Rugby’s Six Nations Comes to Town

Rugby - fans 2Ian DuncanMembers of the Village Lions take refreshment.

Just in case it has escaped your attention, we are deep into rugby’s Six Nations tournament, an annual contest fought out by England, France, Ireland, Italy, Scotland and Wales. No fancy ads, no halftime shows, just 30 burly, unhelmeted Europeans butting heads every weekend until March 19.

Even though the sport’s popularity with Americans has grown steadily in the last few years, for me – an Englishman new to the neighborhood – finding somewhere to watch the games took some sleuthing. The time difference with Europe, where the games take place at a more hangover-friendly hour in the afternoon, only makes things more difficult.

Luckily, on Google, I turned up Bret Costain, president of the Village Lions rugby club, and found that I wouldn’t have to go far. His friend and clubmate, Peter Cavanaugh, shows the games in full-HD, of course, on a screen above the smooth, pale wood bar at Dorian Gray, a saloon on East Fourth Street between Avenues A and B, which he opened on New Year’s Eve.

On Saturday, at the ungodly hour of 9:30 a.m., the earliest I’ve been up on a weekend since coming to New York, I walked through deserted East Village streets to join members of the club and Mr. Cavanaugh as Wales routed Scotland 24-6 in its first victory after eight straight losses.

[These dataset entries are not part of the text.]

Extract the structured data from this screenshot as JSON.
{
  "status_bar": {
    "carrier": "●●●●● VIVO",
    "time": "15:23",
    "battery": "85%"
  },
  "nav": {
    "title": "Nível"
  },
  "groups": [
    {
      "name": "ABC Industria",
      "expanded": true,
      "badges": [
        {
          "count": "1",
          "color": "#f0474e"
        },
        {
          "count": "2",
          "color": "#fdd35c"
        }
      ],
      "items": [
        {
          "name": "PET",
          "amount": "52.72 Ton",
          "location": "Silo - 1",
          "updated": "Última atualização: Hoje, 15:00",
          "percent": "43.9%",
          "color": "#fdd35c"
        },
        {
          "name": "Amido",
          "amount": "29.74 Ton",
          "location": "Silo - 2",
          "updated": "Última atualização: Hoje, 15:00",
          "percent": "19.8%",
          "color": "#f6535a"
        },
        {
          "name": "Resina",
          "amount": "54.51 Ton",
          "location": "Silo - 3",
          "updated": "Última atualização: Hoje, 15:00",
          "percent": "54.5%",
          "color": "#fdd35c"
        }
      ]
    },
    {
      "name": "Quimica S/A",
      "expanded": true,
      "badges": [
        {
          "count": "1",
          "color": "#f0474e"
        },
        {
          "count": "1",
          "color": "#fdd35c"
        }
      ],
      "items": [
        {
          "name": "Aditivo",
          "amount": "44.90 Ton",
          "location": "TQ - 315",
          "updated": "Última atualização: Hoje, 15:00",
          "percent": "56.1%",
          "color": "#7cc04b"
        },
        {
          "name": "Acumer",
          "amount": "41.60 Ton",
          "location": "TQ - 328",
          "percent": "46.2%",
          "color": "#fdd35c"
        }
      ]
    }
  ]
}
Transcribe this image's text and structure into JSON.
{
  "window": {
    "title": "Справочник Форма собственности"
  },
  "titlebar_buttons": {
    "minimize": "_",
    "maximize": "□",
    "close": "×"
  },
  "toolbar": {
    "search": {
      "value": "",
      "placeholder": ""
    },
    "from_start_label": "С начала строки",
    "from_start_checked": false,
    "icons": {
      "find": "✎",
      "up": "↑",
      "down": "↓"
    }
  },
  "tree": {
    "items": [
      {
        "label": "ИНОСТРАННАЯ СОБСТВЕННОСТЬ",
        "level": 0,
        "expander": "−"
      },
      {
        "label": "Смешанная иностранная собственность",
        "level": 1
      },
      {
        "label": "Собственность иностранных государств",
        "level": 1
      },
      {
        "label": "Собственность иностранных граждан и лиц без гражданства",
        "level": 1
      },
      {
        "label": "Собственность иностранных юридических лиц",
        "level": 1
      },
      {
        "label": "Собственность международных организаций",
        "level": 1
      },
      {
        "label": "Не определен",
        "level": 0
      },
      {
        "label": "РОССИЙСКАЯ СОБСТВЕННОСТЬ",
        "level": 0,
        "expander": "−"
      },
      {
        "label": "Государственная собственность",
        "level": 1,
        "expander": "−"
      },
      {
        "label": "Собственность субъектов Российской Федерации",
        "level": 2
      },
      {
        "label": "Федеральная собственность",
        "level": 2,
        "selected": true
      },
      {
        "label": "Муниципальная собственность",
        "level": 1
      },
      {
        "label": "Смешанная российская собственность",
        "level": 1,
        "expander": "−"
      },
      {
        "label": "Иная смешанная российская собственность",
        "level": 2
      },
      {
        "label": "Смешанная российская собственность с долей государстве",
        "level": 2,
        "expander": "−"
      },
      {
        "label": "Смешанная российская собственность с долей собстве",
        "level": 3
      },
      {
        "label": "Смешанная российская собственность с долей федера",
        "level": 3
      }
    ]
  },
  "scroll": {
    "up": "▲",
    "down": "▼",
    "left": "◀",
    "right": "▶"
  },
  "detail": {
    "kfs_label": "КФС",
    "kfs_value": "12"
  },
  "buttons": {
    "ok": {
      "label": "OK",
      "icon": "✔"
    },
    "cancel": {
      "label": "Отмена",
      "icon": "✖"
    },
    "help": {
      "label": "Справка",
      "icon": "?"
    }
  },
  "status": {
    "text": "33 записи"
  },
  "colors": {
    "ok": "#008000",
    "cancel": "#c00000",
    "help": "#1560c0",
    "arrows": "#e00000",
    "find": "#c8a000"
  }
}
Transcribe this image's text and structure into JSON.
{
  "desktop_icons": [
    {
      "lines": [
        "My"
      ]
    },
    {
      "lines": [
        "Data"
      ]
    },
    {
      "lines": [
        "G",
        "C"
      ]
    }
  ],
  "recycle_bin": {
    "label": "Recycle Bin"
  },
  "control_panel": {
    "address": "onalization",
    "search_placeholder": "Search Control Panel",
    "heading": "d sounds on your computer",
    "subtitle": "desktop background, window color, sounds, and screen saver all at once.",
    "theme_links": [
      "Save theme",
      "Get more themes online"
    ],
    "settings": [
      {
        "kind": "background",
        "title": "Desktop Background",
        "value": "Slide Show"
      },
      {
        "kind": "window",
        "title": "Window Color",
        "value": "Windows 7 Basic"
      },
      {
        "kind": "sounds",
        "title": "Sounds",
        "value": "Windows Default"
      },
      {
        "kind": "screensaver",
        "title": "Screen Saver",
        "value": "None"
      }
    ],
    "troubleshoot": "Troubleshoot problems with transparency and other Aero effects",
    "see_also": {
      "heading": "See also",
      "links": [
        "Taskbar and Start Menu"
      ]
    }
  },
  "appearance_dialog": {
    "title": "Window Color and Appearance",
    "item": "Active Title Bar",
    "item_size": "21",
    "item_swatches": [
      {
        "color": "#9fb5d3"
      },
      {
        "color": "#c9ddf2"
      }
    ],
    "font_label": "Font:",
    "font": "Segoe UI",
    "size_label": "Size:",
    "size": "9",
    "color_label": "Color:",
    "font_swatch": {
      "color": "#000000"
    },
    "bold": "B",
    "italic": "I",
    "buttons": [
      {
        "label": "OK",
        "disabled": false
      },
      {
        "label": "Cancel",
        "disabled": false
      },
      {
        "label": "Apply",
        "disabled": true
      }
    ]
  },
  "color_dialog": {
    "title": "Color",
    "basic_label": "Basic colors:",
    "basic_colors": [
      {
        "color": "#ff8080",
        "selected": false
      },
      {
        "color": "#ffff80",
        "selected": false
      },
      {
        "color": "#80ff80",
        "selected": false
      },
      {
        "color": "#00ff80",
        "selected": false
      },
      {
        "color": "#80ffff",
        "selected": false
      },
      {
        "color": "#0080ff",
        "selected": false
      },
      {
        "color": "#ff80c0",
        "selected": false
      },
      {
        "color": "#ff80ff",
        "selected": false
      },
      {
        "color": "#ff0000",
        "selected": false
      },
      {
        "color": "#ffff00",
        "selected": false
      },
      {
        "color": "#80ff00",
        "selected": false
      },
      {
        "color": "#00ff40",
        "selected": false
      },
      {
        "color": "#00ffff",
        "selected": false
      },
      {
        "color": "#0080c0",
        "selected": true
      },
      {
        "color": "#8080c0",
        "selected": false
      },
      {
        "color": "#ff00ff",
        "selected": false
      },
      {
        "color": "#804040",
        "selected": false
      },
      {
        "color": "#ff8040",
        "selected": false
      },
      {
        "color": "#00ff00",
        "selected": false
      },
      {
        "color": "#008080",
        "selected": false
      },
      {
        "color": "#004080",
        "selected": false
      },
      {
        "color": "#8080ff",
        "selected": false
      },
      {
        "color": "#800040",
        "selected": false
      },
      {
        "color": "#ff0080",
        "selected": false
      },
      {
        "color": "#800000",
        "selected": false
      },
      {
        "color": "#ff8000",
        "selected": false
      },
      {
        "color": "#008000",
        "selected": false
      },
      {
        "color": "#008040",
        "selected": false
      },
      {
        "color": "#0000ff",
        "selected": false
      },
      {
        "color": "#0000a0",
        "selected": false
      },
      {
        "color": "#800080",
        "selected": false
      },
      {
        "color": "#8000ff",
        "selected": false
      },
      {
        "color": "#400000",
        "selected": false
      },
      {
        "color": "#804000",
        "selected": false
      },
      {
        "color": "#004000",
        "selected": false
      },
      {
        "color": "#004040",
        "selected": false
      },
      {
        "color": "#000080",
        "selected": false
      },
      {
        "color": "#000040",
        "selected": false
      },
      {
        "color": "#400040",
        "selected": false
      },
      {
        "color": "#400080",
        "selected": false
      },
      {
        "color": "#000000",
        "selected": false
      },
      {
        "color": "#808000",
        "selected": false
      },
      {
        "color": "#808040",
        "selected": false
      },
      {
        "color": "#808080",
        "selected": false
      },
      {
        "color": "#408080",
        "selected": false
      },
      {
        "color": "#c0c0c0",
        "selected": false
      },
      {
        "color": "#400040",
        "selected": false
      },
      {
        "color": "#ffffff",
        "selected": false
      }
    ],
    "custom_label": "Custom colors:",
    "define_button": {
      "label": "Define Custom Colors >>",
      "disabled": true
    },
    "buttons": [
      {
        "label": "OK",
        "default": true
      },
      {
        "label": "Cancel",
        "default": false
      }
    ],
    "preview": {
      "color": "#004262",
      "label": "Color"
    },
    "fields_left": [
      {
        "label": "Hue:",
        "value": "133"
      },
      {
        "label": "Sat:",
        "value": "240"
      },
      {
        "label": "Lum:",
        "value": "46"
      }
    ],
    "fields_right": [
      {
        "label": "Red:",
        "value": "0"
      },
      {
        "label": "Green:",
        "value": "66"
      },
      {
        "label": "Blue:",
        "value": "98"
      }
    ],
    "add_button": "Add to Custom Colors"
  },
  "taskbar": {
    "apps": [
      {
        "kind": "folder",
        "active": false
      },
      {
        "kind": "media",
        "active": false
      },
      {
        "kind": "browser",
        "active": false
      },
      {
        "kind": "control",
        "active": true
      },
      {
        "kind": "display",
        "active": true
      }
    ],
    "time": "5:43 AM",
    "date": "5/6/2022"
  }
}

Members of the Lions lined the bar, a mixture half-American, a quarter ex-pat European and a quarter ex-pat Australian. Mr. Cavanaugh himself is Irish-American. Twelve club members were there in all, including a member of the Lion’s women’s team named Rosie Rough – “For real?,” I asked, and she said the name is actually German and you pronounce it “Roe.”

The bar was hardly heaving, but the crowd was making noise in the way only sports fans can do. “Ruck!” Ms. Rough yelled. (A ruck is a messy maneuver to drive off the opposition and liberate a ball that has gone to ground.) “Where’s the support?”

Mr. Cavanaugh looked tired on Saturday. Well actually, he looked exhausted. He had closed at 4:30 a.m. that morning and was back at work three and a half hours later to show a soccer match broadcast from Old Trafford between local rivals Manchester United and Manchester City. When I got there, he was lying on a bench napping under a blanket before his fellow Village Lions started filing in for the start of the rugby match at noon.

Mr. Cavanaugh plans to show as many Six Nations games as he can, serving up full Irish breakfasts – black pudding, white pudding, sausages, bacon and baked beans – before the matches start. He will be in the kitchen himself because his backup chef is, I kid you not, a moonlighting priest who has to lead Mass on Saturday mornings.

Nix Edmund was one of the few Americans at the bar not directly linked to the Village Lions. He gave me his view of rugby. “I’ll watch it,” he said, “but I won’t know when anyone’s scored until they put it up on the screen.”

Keeping track of the action can tax even long-time fans. Although rugby’s rules are similar to football’s, the games are less structured. In those rucks bodies rapidly pile up, with the players shoving one another back and forth. It takes a trained eye to spot the ball when it pops out and a player makes a fresh run.

Over a week ago, when I started my search, I popped into Dorian Gray just after its regular opening time at 4 p.m. Mr. Cavanaugh was at the bar with his father and a brewery rep, mulling choices. Over a glass of strong Belgian Duvel ale, he recalled the early days of Village rugby-watching.

In the 1980’s, cable channels didn’t carry the sport, so the Irish bars would persuade Aer Lingus pilots and stewards to bring over tapes of the games. “You couldn’t do it any other way,” Mr. Cavanaugh said.

Now, it’s much easier. BBC America carries many games and NBC has secured the rights to this year’s Rugby World Cup, which runs from Sept. 9 to Oct. 23.

For Mr. Cavanaugh, who is 44, bringing rugby to the East Village was an obvious step. He was born in New York when his Irish father’s engineering firm was installing concrete at the Juilliard School. After a spell in St. Martin – more concrete, this time for cruise liners – the family returned to Ireland and the young Mr. Cavanaugh finished high school in Dublin.

Ireland was struggling economically in the 1980’s and Mr. Cavanaugh, leaning on his dual citizenship, came to the United States to attend college. He played rugby for Northern Arizona University and spent his summers working for his uncle, who owned the Red Lion on Bleecker Street where the Village Lions was founded in 1989.

Next weekend is a break in the tournament, but on February 26, Italy will play Wales and England will play France. That Sunday, Scotland will take on Ireland. Some of the Village’s soccer bars are also gearing up to show rugby and BBC America has put up a full list of venues on Foursquare, so it won’t take an epic quest like mine each week to find somewhere to enjoy the games.